Special Project: Department Publishes New Book by Mitsuye Yamada
The Department of Asian American Studies proudly announces its first publication: feminist poet Mitsuye Yamada's Full Circle: New and Selected Poems (2019).
Foreword by Cherríe Moraga. Essays by Diane C. Fujino and Shirley Geok-lin Lim.
"There is something about the 'Full Circle' Portrait of Mitsuye Yamada's life writings found on these pages that gives one hope. Hers is a living testimony of moving from invisibility to a politicized visibility as a woman, as Japanese American, and now as elder at the precipice of a near-century of conscienced political evolution."
-- Cherríe Moraga, co-editor of This Bridge Called My Back: Writings by Radical Women of Color
A book launch celebration was held at the Japnese American National Museum in Los Angeles on Saturday, August 24, 2019, as detailed in The Rafu Shimpo, Los Angeles Japnaese Daily News: http://www.rafu.com/2019/08/poet-yamada-to-launch-new-book-with-program-featuring-intergenerational-ja-writers/
The Rafu Shimp also publised an in-depth piece about the life and times of Mitsuye Yamada shortly after her book launch: http://www.rafu.com/2019/09/through-the-fire-the-greatness-of-mitsuye-yamada/
For more information, go to https://www.mitsuyeyamada.com/
Dr. Lisa Sun-Hee Park -- Migration and Environmental Justice
Professor Lisa Sun-Hee Park is working with an undergraduate student research team on an international public history project that explores migration and environmental justice. The project is associated with the Humanities Action Lab, a global coalition of universities and organizations across 20 cities, to develop a traveling exhibit, web projects, public programming, and other platforms for civic engagement to challenge climate change.
As part of this initiative, students and faculty from the Department of Asian American Studies at UCSB and the Chicano and Chicana Studies Department at CSU Northridge held a public symposium at UCSB’s Multicultural Center entitled “Immigration, Environment, and the Search for Sanctuary” on March 1, 2019. The symposium explored the links between climate change and mass movements of people fleeing environmental injustice.
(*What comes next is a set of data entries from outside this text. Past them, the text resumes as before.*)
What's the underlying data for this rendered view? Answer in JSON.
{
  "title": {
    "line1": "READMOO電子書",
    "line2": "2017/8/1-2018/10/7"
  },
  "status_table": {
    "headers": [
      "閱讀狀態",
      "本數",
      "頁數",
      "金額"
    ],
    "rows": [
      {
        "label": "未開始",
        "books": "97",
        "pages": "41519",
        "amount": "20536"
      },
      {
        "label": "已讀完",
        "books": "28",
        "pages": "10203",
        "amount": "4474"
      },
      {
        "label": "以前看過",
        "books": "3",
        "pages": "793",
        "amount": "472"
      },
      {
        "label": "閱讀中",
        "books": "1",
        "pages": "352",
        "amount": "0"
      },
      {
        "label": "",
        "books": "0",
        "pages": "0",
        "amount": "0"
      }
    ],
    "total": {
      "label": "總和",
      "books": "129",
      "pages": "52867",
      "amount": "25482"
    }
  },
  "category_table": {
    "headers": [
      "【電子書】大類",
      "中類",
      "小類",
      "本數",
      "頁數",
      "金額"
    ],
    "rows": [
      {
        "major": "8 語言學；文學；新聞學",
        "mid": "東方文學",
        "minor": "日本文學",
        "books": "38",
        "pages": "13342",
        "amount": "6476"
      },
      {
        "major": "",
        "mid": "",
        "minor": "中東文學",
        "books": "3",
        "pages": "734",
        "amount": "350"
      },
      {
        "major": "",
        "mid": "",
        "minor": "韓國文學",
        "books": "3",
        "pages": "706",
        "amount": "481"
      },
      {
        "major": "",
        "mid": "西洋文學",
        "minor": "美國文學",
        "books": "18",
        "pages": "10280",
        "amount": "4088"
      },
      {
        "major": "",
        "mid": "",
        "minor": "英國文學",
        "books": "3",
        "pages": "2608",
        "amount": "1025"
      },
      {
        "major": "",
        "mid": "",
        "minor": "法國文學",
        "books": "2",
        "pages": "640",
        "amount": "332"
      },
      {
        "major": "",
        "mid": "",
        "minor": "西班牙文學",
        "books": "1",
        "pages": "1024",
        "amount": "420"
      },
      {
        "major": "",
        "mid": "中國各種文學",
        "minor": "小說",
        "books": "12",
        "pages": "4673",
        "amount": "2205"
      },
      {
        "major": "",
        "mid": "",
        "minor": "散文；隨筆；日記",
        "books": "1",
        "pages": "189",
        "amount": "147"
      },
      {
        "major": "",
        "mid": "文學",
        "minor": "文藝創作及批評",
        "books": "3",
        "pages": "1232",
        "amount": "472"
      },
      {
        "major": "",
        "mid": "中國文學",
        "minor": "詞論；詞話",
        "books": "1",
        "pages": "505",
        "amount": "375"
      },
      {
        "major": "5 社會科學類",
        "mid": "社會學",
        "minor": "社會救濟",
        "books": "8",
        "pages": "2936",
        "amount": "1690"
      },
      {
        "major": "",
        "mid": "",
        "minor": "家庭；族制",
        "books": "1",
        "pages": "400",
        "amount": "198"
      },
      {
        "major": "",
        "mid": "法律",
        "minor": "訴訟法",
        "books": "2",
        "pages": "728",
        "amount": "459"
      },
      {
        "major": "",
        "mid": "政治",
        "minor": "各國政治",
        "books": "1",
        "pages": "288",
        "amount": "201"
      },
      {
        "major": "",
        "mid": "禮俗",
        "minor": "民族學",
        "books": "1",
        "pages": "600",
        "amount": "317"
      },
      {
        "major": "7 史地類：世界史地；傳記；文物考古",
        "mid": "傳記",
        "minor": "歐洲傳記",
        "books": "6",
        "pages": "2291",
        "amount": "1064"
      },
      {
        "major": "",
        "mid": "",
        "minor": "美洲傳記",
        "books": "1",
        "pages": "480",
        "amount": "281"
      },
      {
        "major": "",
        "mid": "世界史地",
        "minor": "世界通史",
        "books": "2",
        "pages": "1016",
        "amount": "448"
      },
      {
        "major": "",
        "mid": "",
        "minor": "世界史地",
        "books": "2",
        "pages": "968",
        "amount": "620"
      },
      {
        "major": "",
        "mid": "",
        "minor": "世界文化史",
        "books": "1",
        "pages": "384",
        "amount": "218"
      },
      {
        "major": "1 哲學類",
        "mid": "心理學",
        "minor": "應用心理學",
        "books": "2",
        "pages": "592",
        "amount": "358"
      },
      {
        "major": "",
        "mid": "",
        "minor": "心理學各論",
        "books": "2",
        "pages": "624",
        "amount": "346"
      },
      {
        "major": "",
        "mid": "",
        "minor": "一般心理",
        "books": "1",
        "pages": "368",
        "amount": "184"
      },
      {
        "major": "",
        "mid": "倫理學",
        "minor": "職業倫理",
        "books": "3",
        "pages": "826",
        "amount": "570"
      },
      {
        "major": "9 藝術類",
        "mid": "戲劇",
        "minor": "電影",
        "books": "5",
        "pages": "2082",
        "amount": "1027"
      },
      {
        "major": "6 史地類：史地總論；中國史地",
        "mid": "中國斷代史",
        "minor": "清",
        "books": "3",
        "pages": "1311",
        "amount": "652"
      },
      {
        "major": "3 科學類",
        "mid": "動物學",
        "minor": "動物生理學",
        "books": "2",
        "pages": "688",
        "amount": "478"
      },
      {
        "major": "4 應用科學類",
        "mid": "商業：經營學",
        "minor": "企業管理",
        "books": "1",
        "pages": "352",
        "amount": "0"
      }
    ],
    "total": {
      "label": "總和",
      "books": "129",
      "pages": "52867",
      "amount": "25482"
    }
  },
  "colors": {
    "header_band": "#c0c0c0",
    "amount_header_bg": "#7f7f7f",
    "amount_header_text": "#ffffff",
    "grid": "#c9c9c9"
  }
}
Presentations included:
- “Environmental Justice as Immigrant Justice: A Conversation with Padres Pioneros”
- “Curating for the Public,” Sarah Crawford (Natural History Museum of Los Angeles County) and Kristen Hayashi (Japanese American National Museum)
- "Critical Environmental Justice: Policing, Prisons, and Palestine,” David Naguib Pellow (UC Santa Barbara) with Michaela Anastasia Austin and Harri Ashby
The collaborative public history projects developed by local chapters of the Humanities Action Lab will be part of an international traveling exhibit that is expected to arrive in Southern California in 2020.
Frances Tang, Jarel Park, Kahlil Kochiyama, Renee Zapata, TJ Jose, and Michelle Jocson Macrohon -- A Story About "Grandma's Kitchen"
As part of the public history project with the Humanities Action Lab, the above UCSB students have created a story map entitled "Grandma's Kitchen," which focuses on Asian American migration and environmental justice: https://storymaps.arcgis.com/stories/727c4e33cc554675b7b64ed317cda043
Congratulations to our students on a fantastic job! We hope the sharing of personal stories like those of Say Tang will expand our definition of what it means to be an environmentalist and how immigrant communities can resist environmental oppression.